Task statement => Report every line of the entries that contains the word "Reset".

Records provided =>
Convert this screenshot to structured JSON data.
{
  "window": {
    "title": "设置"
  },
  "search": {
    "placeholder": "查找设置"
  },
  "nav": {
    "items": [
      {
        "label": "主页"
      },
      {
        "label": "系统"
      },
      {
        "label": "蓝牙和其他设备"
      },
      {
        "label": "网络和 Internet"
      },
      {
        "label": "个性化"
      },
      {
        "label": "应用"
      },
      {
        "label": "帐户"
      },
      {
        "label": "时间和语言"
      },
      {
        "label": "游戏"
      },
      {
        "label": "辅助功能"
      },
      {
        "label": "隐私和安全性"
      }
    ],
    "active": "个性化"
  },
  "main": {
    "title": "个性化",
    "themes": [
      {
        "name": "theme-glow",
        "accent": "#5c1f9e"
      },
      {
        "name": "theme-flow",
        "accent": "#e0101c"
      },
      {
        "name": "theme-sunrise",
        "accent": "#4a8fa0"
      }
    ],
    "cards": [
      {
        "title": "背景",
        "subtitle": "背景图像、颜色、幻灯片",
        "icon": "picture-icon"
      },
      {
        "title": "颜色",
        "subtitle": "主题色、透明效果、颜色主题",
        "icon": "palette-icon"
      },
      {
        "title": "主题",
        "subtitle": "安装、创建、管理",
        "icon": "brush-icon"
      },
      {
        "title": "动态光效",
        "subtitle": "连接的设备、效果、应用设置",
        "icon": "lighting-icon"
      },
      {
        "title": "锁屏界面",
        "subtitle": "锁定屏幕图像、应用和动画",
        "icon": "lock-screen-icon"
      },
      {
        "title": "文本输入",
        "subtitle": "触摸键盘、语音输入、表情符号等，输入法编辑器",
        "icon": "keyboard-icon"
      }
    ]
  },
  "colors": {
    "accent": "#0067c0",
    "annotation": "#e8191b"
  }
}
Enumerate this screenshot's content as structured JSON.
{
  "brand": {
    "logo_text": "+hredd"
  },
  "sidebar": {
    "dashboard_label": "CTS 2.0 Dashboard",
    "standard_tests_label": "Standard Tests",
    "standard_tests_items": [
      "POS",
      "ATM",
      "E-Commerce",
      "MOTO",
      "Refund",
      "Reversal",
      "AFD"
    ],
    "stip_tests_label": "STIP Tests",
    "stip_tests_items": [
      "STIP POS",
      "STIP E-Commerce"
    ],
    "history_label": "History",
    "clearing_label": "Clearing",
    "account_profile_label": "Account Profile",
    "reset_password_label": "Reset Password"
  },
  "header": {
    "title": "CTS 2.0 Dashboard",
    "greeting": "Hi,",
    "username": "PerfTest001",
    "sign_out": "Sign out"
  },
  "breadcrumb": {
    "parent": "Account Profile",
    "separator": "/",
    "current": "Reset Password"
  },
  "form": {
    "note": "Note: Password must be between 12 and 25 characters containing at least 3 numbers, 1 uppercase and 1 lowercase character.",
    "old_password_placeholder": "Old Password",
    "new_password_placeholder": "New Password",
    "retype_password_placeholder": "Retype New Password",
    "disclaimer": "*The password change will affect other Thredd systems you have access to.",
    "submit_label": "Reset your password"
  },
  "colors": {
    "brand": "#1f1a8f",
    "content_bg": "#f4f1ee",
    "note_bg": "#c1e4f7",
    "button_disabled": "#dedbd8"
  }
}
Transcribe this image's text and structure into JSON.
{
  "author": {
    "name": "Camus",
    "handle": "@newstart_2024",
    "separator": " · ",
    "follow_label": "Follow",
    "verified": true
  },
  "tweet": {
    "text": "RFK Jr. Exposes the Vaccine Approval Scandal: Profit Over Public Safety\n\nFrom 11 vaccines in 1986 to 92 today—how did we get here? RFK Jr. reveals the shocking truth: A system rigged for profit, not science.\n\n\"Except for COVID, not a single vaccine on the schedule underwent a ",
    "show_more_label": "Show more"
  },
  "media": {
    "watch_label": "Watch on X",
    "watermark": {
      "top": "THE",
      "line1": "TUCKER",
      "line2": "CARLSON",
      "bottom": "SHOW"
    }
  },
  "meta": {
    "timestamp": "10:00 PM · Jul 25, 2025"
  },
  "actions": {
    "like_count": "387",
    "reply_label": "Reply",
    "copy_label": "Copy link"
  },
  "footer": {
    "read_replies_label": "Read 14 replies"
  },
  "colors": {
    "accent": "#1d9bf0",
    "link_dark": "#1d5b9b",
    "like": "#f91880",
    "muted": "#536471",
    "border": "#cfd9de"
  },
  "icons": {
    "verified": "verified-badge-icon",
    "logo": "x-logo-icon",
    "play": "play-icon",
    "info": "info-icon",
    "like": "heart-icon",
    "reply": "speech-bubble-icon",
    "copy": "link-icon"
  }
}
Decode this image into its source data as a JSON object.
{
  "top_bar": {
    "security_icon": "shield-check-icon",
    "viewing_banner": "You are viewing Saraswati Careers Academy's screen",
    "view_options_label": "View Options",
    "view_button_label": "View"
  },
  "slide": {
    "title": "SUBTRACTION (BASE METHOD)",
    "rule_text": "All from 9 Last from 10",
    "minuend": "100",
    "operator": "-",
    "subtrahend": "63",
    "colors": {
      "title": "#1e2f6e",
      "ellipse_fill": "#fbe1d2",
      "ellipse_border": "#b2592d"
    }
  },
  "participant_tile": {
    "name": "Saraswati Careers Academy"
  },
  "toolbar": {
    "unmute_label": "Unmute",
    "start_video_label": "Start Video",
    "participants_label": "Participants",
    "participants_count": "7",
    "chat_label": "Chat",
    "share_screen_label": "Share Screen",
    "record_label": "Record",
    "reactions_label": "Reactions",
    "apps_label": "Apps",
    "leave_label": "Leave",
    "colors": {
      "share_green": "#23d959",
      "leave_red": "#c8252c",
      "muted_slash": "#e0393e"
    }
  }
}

Answer to this exercise =>
    "reset_password_label": "Reset Password"
    "current": "Reset Password"
    "submit_label": "Reset your password"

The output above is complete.